-- TASK PROMPT --
Reproduce the listing exactly. Omit pictures.

-- STUDY MATERIAL --
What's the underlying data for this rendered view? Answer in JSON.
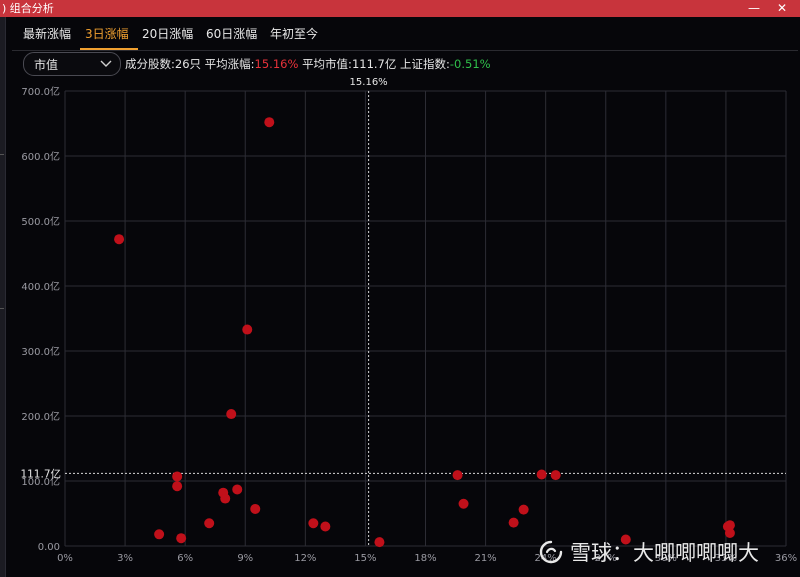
{
  "window": {
    "title": ") 组合分析",
    "minimize": "—",
    "close": "✕"
  },
  "tabs": [
    {
      "label": "最新涨幅",
      "active": false
    },
    {
      "label": "3日涨幅",
      "active": true
    },
    {
      "label": "20日涨幅",
      "active": false
    },
    {
      "label": "60日涨幅",
      "active": false
    },
    {
      "label": "年初至今",
      "active": false
    }
  ],
  "dropdown": {
    "value": "市值",
    "icon": "chevron-down-icon"
  },
  "stats": {
    "components_label": "成分股数:",
    "components_value": "26只",
    "avg_gain_label": "平均涨幅:",
    "avg_gain_value": "15.16%",
    "avg_cap_label": "平均市值:",
    "avg_cap_value": "111.7亿",
    "index_label": "上证指数:",
    "index_value": "-0.51%"
  },
  "colors": {
    "accent": "#f0a030",
    "up": "#e8323a",
    "down": "#2fbf4a",
    "point": "#c0101a",
    "titlebar": "#c8343c"
  },
  "watermark": {
    "text": "雪球：大唧唧唧唧大",
    "icon": "xueqiu-logo-icon"
  },
  "chart_data": {
    "type": "scatter",
    "xlabel": "",
    "ylabel": "",
    "xlim": [
      0,
      36
    ],
    "ylim": [
      0,
      700
    ],
    "x_ticks": [
      0,
      3,
      6,
      9,
      12,
      15,
      18,
      21,
      24,
      27,
      30,
      33,
      36
    ],
    "x_tick_labels": [
      "0%",
      "3%",
      "6%",
      "9%",
      "12%",
      "15%",
      "18%",
      "21%",
      "24%",
      "27%",
      "30%",
      "33%",
      "36%"
    ],
    "y_ticks": [
      0,
      100,
      200,
      300,
      400,
      500,
      600,
      700
    ],
    "y_tick_labels": [
      "0.00",
      "100.0亿",
      "200.0亿",
      "300.0亿",
      "400.0亿",
      "500.0亿",
      "600.0亿",
      "700.0亿"
    ],
    "grid": true,
    "ref_x": {
      "value": 15.16,
      "label": "15.16%"
    },
    "ref_y": {
      "value": 111.7,
      "label": "111.7亿"
    },
    "points": [
      {
        "x": 2.7,
        "y": 472
      },
      {
        "x": 10.2,
        "y": 652
      },
      {
        "x": 9.1,
        "y": 333
      },
      {
        "x": 8.3,
        "y": 203
      },
      {
        "x": 5.6,
        "y": 107
      },
      {
        "x": 5.6,
        "y": 92
      },
      {
        "x": 7.9,
        "y": 82
      },
      {
        "x": 8.0,
        "y": 73
      },
      {
        "x": 8.6,
        "y": 87
      },
      {
        "x": 9.5,
        "y": 57
      },
      {
        "x": 7.2,
        "y": 35
      },
      {
        "x": 4.7,
        "y": 18
      },
      {
        "x": 5.8,
        "y": 12
      },
      {
        "x": 12.4,
        "y": 35
      },
      {
        "x": 13.0,
        "y": 30
      },
      {
        "x": 15.7,
        "y": 6
      },
      {
        "x": 19.6,
        "y": 109
      },
      {
        "x": 19.9,
        "y": 65
      },
      {
        "x": 22.4,
        "y": 36
      },
      {
        "x": 22.9,
        "y": 56
      },
      {
        "x": 23.8,
        "y": 110
      },
      {
        "x": 24.5,
        "y": 109
      },
      {
        "x": 28.0,
        "y": 10
      },
      {
        "x": 33.1,
        "y": 30
      },
      {
        "x": 33.2,
        "y": 32
      },
      {
        "x": 33.2,
        "y": 20
      }
    ]
  }
}
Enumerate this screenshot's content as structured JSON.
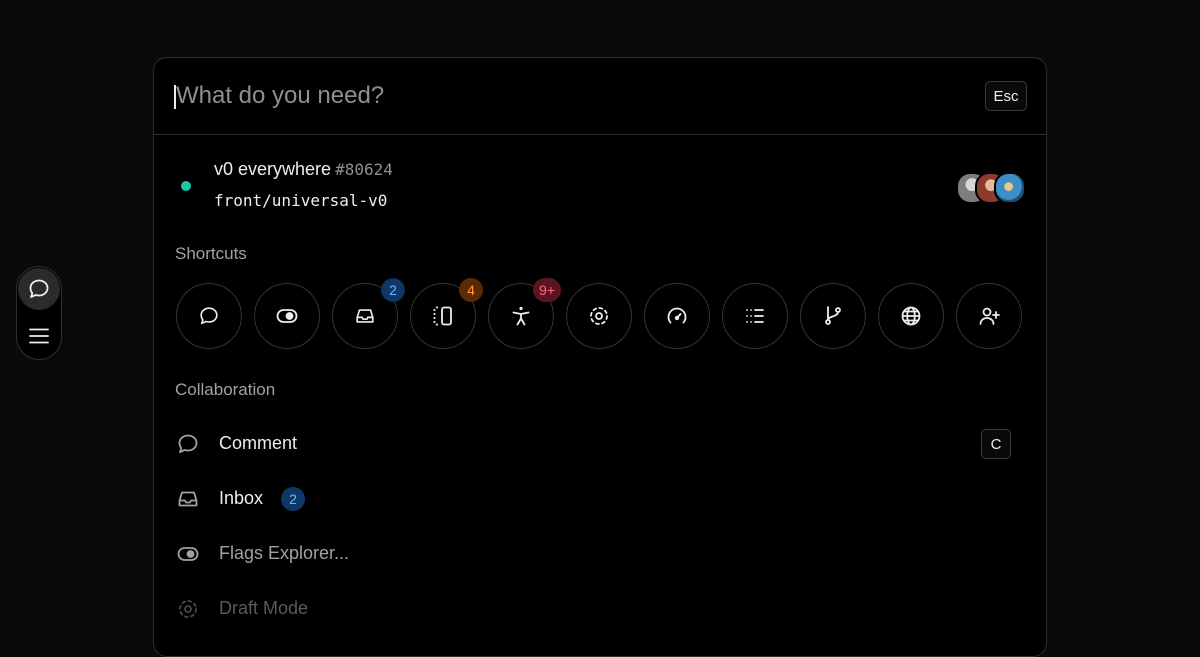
{
  "search": {
    "placeholder": "What do you need?",
    "value": "",
    "esc_label": "Esc"
  },
  "project": {
    "title": "v0 everywhere",
    "number": "#80624",
    "branch": "front/universal-v0",
    "status_color": "#1fc7a8"
  },
  "shortcuts_label": "Shortcuts",
  "shortcuts": [
    {
      "icon": "comment-icon",
      "badge": ""
    },
    {
      "icon": "toggle-icon",
      "badge": ""
    },
    {
      "icon": "inbox-icon",
      "badge": "2"
    },
    {
      "icon": "layout-panel-icon",
      "badge": "4"
    },
    {
      "icon": "accessibility-icon",
      "badge": "9+"
    },
    {
      "icon": "draft-mode-icon",
      "badge": ""
    },
    {
      "icon": "gauge-icon",
      "badge": ""
    },
    {
      "icon": "list-icon",
      "badge": ""
    },
    {
      "icon": "git-branch-icon",
      "badge": ""
    },
    {
      "icon": "globe-icon",
      "badge": ""
    },
    {
      "icon": "user-plus-icon",
      "badge": ""
    }
  ],
  "collaboration_label": "Collaboration",
  "items": [
    {
      "label": "Comment",
      "shortcut": "C",
      "icon": "comment-icon"
    },
    {
      "label": "Inbox",
      "count": "2",
      "icon": "inbox-icon"
    },
    {
      "label": "Flags Explorer...",
      "icon": "toggle-icon"
    },
    {
      "label": "Draft Mode",
      "icon": "draft-mode-icon"
    }
  ],
  "colors": {
    "accent_blue": "#6db3ff",
    "accent_orange": "#ff9a3d",
    "accent_red": "#ff6b7d",
    "status_green": "#1fc7a8"
  }
}
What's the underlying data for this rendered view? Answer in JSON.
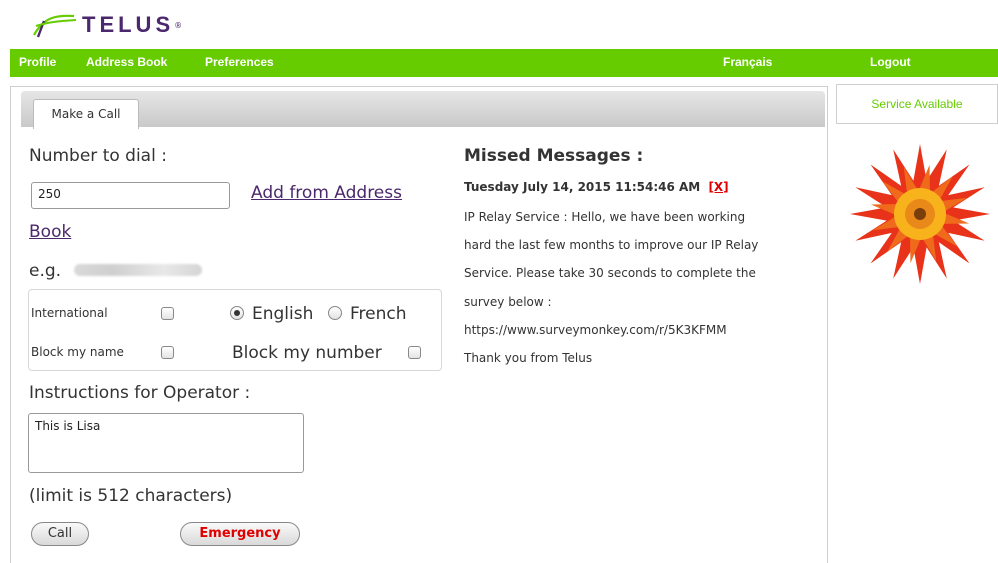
{
  "brand": {
    "name": "TELUS",
    "reg": "®"
  },
  "nav": {
    "profile": "Profile",
    "address_book": "Address Book",
    "preferences": "Preferences",
    "language": "Français",
    "logout": "Logout"
  },
  "tabs": [
    {
      "label": "Make a Call"
    }
  ],
  "form": {
    "number_label": "Number to dial :",
    "number_value": "250",
    "add_from_address_line1": "Add from Address",
    "add_from_address_line2": "Book",
    "example_prefix": "e.g.",
    "international_label": "International",
    "block_name_label": "Block my name",
    "english_label": "English",
    "french_label": "French",
    "block_number_label": "Block my number",
    "language_selected": "English",
    "instructions_label": "Instructions for Operator :",
    "instructions_value": "This is Lisa",
    "limit_text": "(limit is 512 characters)",
    "call_button": "Call",
    "emergency_button": "Emergency"
  },
  "messages": {
    "title": "Missed Messages :",
    "date": "Tuesday July 14, 2015 11:54:46 AM",
    "close": "[X]",
    "lines": [
      "IP Relay Service : Hello, we have been working",
      "hard the last few months to improve our IP Relay",
      "Service. Please take 30 seconds to complete the",
      "survey below :",
      "https://www.surveymonkey.com/r/5K3KFMM",
      "Thank you from Telus"
    ]
  },
  "sidebar": {
    "status": "Service Available"
  },
  "colors": {
    "accent_green": "#66cc00",
    "brand_purple": "#4b286d",
    "emergency_red": "#e00000"
  },
  "icons": [
    "telus-logo-icon",
    "flower-image"
  ]
}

-- WORKED SOLUTION --
What's the underlying data for this rendered view? Answer in JSON.
{
  "window": {
    "title": ") 组合分析",
    "minimize": "—",
    "close": "✕"
  },
  "tabs": [
    {
      "label": "最新涨幅",
      "active": false
    },
    {
      "label": "3日涨幅",
      "active": true
    },
    {
      "label": "20日涨幅",
      "active": false
    },
    {
      "label": "60日涨幅",
      "active": false
    },
    {
      "label": "年初至今",
      "active": false
    }
  ],
  "dropdown": {
    "value": "市值",
    "icon": "chevron-down-icon"
  },
  "stats": {
    "components_label": "成分股数:",
    "components_value": "26只",
    "avg_gain_label": "平均涨幅:",
    "avg_gain_value": "15.16%",
    "avg_cap_label": "平均市值:",
    "avg_cap_value": "111.7亿",
    "index_label": "上证指数:",
    "index_value": "-0.51%"
  },
  "colors": {
    "accent": "#f0a030",
    "up": "#e8323a",
    "down": "#2fbf4a",
    "point": "#c0101a",
    "titlebar": "#c8343c"
  },
  "watermark": {
    "text": "雪球：大唧唧唧唧大",
    "icon": "xueqiu-logo-icon"
  },
  "chart_data": {
    "type": "scatter",
    "xlabel": "",
    "ylabel": "",
    "xlim": [
      0,
      36
    ],
    "ylim": [
      0,
      700
    ],
    "x_ticks": [
      0,
      3,
      6,
      9,
      12,
      15,
      18,
      21,
      24,
      27,
      30,
      33,
      36
    ],
    "x_tick_labels": [
      "0%",
      "3%",
      "6%",
      "9%",
      "12%",
      "15%",
      "18%",
      "21%",
      "24%",
      "27%",
      "30%",
      "33%",
      "36%"
    ],
    "y_ticks": [
      0,
      100,
      200,
      300,
      400,
      500,
      600,
      700
    ],
    "y_tick_labels": [
      "0.00",
      "100.0亿",
      "200.0亿",
      "300.0亿",
      "400.0亿",
      "500.0亿",
      "600.0亿",
      "700.0亿"
    ],
    "grid": true,
    "ref_x": {
      "value": 15.16,
      "label": "15.16%"
    },
    "ref_y": {
      "value": 111.7,
      "label": "111.7亿"
    },
    "points": [
      {
        "x": 2.7,
        "y": 472
      },
      {
        "x": 10.2,
        "y": 652
      },
      {
        "x": 9.1,
        "y": 333
      },
      {
        "x": 8.3,
        "y": 203
      },
      {
        "x": 5.6,
        "y": 107
      },
      {
        "x": 5.6,
        "y": 92
      },
      {
        "x": 7.9,
        "y": 82
      },
      {
        "x": 8.0,
        "y": 73
      },
      {
        "x": 8.6,
        "y": 87
      },
      {
        "x": 9.5,
        "y": 57
      },
      {
        "x": 7.2,
        "y": 35
      },
      {
        "x": 4.7,
        "y": 18
      },
      {
        "x": 5.8,
        "y": 12
      },
      {
        "x": 12.4,
        "y": 35
      },
      {
        "x": 13.0,
        "y": 30
      },
      {
        "x": 15.7,
        "y": 6
      },
      {
        "x": 19.6,
        "y": 109
      },
      {
        "x": 19.9,
        "y": 65
      },
      {
        "x": 22.4,
        "y": 36
      },
      {
        "x": 22.9,
        "y": 56
      },
      {
        "x": 23.8,
        "y": 110
      },
      {
        "x": 24.5,
        "y": 109
      },
      {
        "x": 28.0,
        "y": 10
      },
      {
        "x": 33.1,
        "y": 30
      },
      {
        "x": 33.2,
        "y": 32
      },
      {
        "x": 33.2,
        "y": 20
      }
    ]
  }
}
Enumerate this screenshot's content as structured JSON.
{
  "search": {
    "placeholder": "What do you need?",
    "value": "",
    "esc_label": "Esc"
  },
  "project": {
    "title": "v0 everywhere",
    "number": "#80624",
    "branch": "front/universal-v0",
    "status_color": "#1fc7a8"
  },
  "shortcuts_label": "Shortcuts",
  "shortcuts": [
    {
      "icon": "comment-icon",
      "badge": ""
    },
    {
      "icon": "toggle-icon",
      "badge": ""
    },
    {
      "icon": "inbox-icon",
      "badge": "2"
    },
    {
      "icon": "layout-panel-icon",
      "badge": "4"
    },
    {
      "icon": "accessibility-icon",
      "badge": "9+"
    },
    {
      "icon": "draft-mode-icon",
      "badge": ""
    },
    {
      "icon": "gauge-icon",
      "badge": ""
    },
    {
      "icon": "list-icon",
      "badge": ""
    },
    {
      "icon": "git-branch-icon",
      "badge": ""
    },
    {
      "icon": "globe-icon",
      "badge": ""
    },
    {
      "icon": "user-plus-icon",
      "badge": ""
    }
  ],
  "collaboration_label": "Collaboration",
  "items": [
    {
      "label": "Comment",
      "shortcut": "C",
      "icon": "comment-icon"
    },
    {
      "label": "Inbox",
      "count": "2",
      "icon": "inbox-icon"
    },
    {
      "label": "Flags Explorer...",
      "icon": "toggle-icon"
    },
    {
      "label": "Draft Mode",
      "icon": "draft-mode-icon"
    }
  ],
  "colors": {
    "accent_blue": "#6db3ff",
    "accent_orange": "#ff9a3d",
    "accent_red": "#ff6b7d",
    "status_green": "#1fc7a8"
  }
}
What's the underlying data for this rendered view? Answer in JSON.
{
  "brand": {
    "name": "TELUS",
    "reg": "®"
  },
  "nav": {
    "profile": "Profile",
    "address_book": "Address Book",
    "preferences": "Preferences",
    "language": "Français",
    "logout": "Logout"
  },
  "tabs": [
    {
      "label": "Make a Call"
    }
  ],
  "form": {
    "number_label": "Number to dial :",
    "number_value": "250",
    "add_from_address_line1": "Add from Address",
    "add_from_address_line2": "Book",
    "example_prefix": "e.g.",
    "international_label": "International",
    "block_name_label": "Block my name",
    "english_label": "English",
    "french_label": "French",
    "block_number_label": "Block my number",
    "language_selected": "English",
    "instructions_label": "Instructions for Operator :",
    "instructions_value": "This is Lisa",
    "limit_text": "(limit is 512 characters)",
    "call_button": "Call",
    "emergency_button": "Emergency"
  },
  "messages": {
    "title": "Missed Messages :",
    "date": "Tuesday July 14, 2015 11:54:46 AM",
    "close": "[X]",
    "lines": [
      "IP Relay Service : Hello, we have been working",
      "hard the last few months to improve our IP Relay",
      "Service. Please take 30 seconds to complete the",
      "survey below :",
      "https://www.surveymonkey.com/r/5K3KFMM",
      "Thank you from Telus"
    ]
  },
  "sidebar": {
    "status": "Service Available"
  },
  "colors": {
    "accent_green": "#66cc00",
    "brand_purple": "#4b286d",
    "emergency_red": "#e00000"
  },
  "icons": [
    "telus-logo-icon",
    "flower-image"
  ]
}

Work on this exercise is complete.